Montana law requires that drivers move over a lane when emergency vehicles are at the side of the road. The law protects not only police officers and rescue personnel, but tow truck drivers who arrive at an accident scene to remove disabled vehicles and get traffic flowing again.
Unfortunately, many Montana drivers do not obey the move-over law. One Billings tow truck driver, interviewed for a news story, says the cones and warning lights don’t provide much protection. He says it’s a pretty scary experience when a driver hits one of the cones and sends it flying.
Another tow truck operator says drivers typically move over for police vehicles, but not for tow trucks. He says he sees the change in driver behavior as soon as law enforcement vehicles drive away from the scene. A spokesperson for the Montana State Patrol says the move-over law is tough to enforce, because it requires two officers at the scene, one to work the accident and another to warn drivers to move over.
Tow truck drivers are killed on the job an average of once a week in the U.S. There is even a memorial in Chattanooga, Tennessee where the names of those who have died are inscribed.
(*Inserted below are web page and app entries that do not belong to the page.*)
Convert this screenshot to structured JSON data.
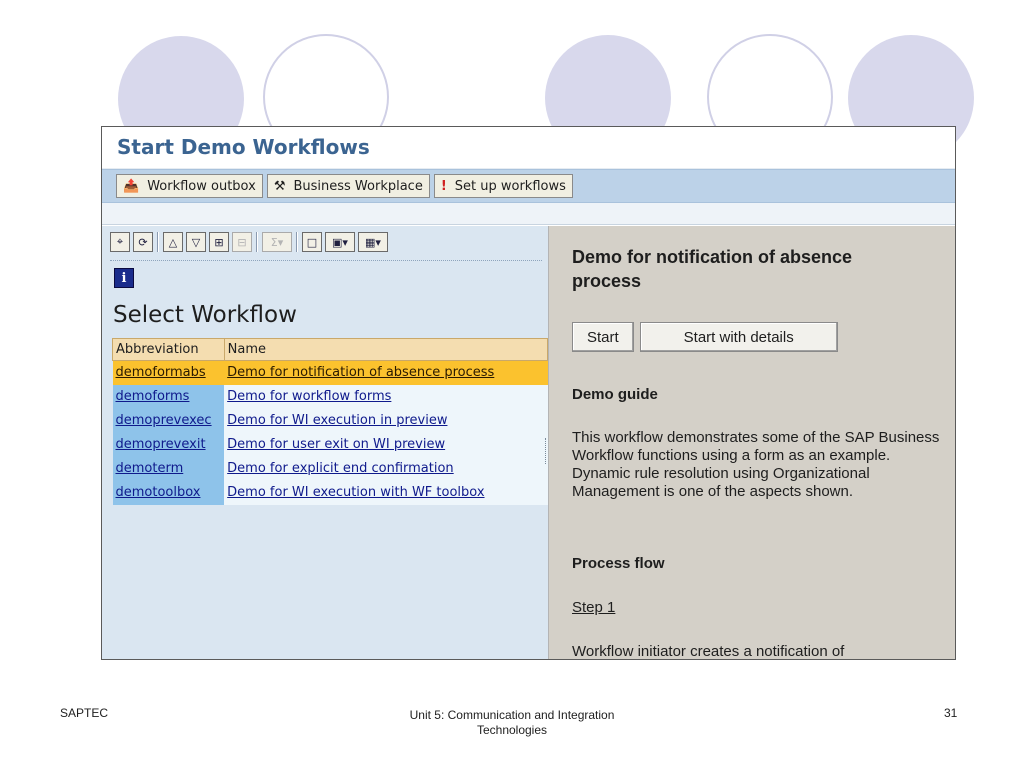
{
  "app": {
    "title": "Start Demo Workflows",
    "toolbar": [
      {
        "label": "Workflow outbox",
        "icon": "outbox-icon"
      },
      {
        "label": "Business Workplace",
        "icon": "workplace-icon"
      },
      {
        "label": "Set up workflows",
        "icon": "setup-icon"
      }
    ]
  },
  "list": {
    "title": "Select Workflow",
    "columns": [
      "Abbreviation",
      "Name"
    ],
    "rows": [
      {
        "abbr": "demoformabs",
        "name": "Demo for notification of absence process",
        "selected": true
      },
      {
        "abbr": "demoforms",
        "name": "Demo for workflow forms"
      },
      {
        "abbr": "demoprevexec",
        "name": "Demo for WI execution in preview"
      },
      {
        "abbr": "demoprevexit",
        "name": "Demo for user exit on WI preview"
      },
      {
        "abbr": "demoterm",
        "name": "Demo for explicit end confirmation"
      },
      {
        "abbr": "demotoolbox",
        "name": "Demo for WI execution with WF toolbox"
      }
    ]
  },
  "detail": {
    "title": "Demo for notification of absence process",
    "start_label": "Start",
    "start_details_label": "Start with details",
    "guide_heading": "Demo guide",
    "guide_text": "This workflow demonstrates some of the SAP Business Workflow functions using a form as an example. Dynamic rule resolution using Organizational Management is one of the aspects shown.",
    "process_heading": "Process flow",
    "step_link": "Step 1",
    "step_text": "Workflow initiator creates a notification of"
  },
  "footer": {
    "left": "SAPTEC",
    "center_line1": "Unit 5: Communication and Integration",
    "center_line2": "Technologies",
    "page": "31"
  },
  "colors": {
    "title": "#3b6491",
    "toolbar_bg": "#bcd2e8",
    "selected_row": "#fbc22e",
    "abbr_cell": "#8ec3ea",
    "detail_bg": "#d4d0c8",
    "deco_circle": "#d8d8ec"
  }
}
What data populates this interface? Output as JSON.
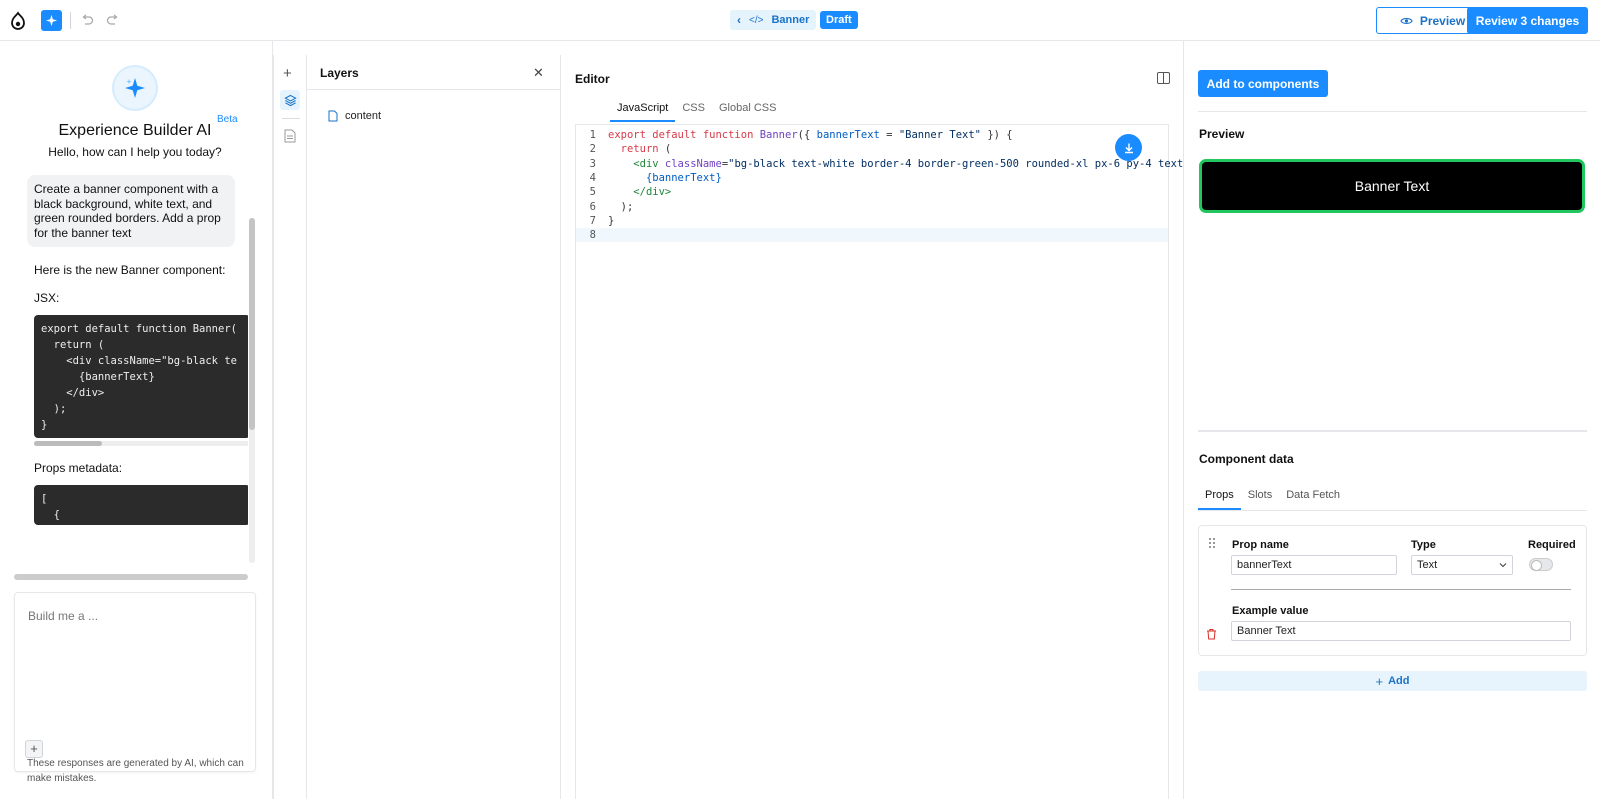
{
  "topbar": {
    "breadcrumb_label": "Banner",
    "draft_badge": "Draft",
    "preview_label": "Preview",
    "review_label": "Review 3 changes"
  },
  "ai": {
    "title": "Experience Builder AI",
    "beta": "Beta",
    "subtitle": "Hello, how can I help you today?",
    "user_message": "Create a banner component with a black background, white text, and green rounded borders. Add a prop for the banner text",
    "response_intro": "Here is the new Banner component:",
    "jsx_label": "JSX:",
    "jsx_code": "export default function Banner(\n  return (\n    <div className=\"bg-black te\n      {bannerText}\n    </div>\n  );\n}",
    "props_label": "Props metadata:",
    "props_code": "[\n  {",
    "input_placeholder": "Build me a ...",
    "disclaimer": "These responses are generated by AI, which can make mistakes."
  },
  "layers": {
    "title": "Layers",
    "items": [
      {
        "label": "content"
      }
    ]
  },
  "editor": {
    "title": "Editor",
    "tabs": [
      "JavaScript",
      "CSS",
      "Global CSS"
    ],
    "active_tab": "JavaScript",
    "line_numbers": [
      "1",
      "2",
      "3",
      "4",
      "5",
      "6",
      "7",
      "8"
    ],
    "code": {
      "l1_kw1": "export default function ",
      "l1_fn": "Banner",
      "l1_rest1": "({ ",
      "l1_param": "bannerText",
      "l1_rest2": " = ",
      "l1_str": "\"Banner Text\"",
      "l1_rest3": " }) {",
      "l2_kw": "return",
      "l2_rest": " (",
      "l3_tag": "<div ",
      "l3_attr": "className",
      "l3_eq": "=",
      "l3_str": "\"bg-black text-white border-4 border-green-500 rounded-xl px-6 py-4 text",
      "l4_var": "{bannerText}",
      "l5_tag": "</div>",
      "l6": ");",
      "l7": "}"
    }
  },
  "right": {
    "add_components_label": "Add to components",
    "preview_title": "Preview",
    "banner_text": "Banner Text",
    "component_data_title": "Component data",
    "tabs": [
      "Props",
      "Slots",
      "Data Fetch"
    ],
    "active_tab": "Props",
    "prop": {
      "name_label": "Prop name",
      "name_value": "bannerText",
      "type_label": "Type",
      "type_value": "Text",
      "required_label": "Required",
      "required": false,
      "example_label": "Example value",
      "example_value": "Banner Text"
    },
    "add_label": "Add"
  },
  "colors": {
    "accent": "#1a8cff",
    "banner_bg": "#000000",
    "banner_border": "#22c55e"
  }
}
Drivers who are injured on the job are entitled to recover workers’ compensation benefits under Montana law. Workers’ compensation will cover medical expenses, lost wages and temporary and permanent disability payments. When a driver is killed, surviving family members are entitled to death benefits. If a driver is injured or killed by a negligent driver, they or their family members also have the right to sue that driver and recover damages over and above what is paid by workers’ compensation.
Source: KXLF.com, “Tow truck drivers risk their own safety on Montana’s roads,” Dustin Klemann, Nov. 17, 2014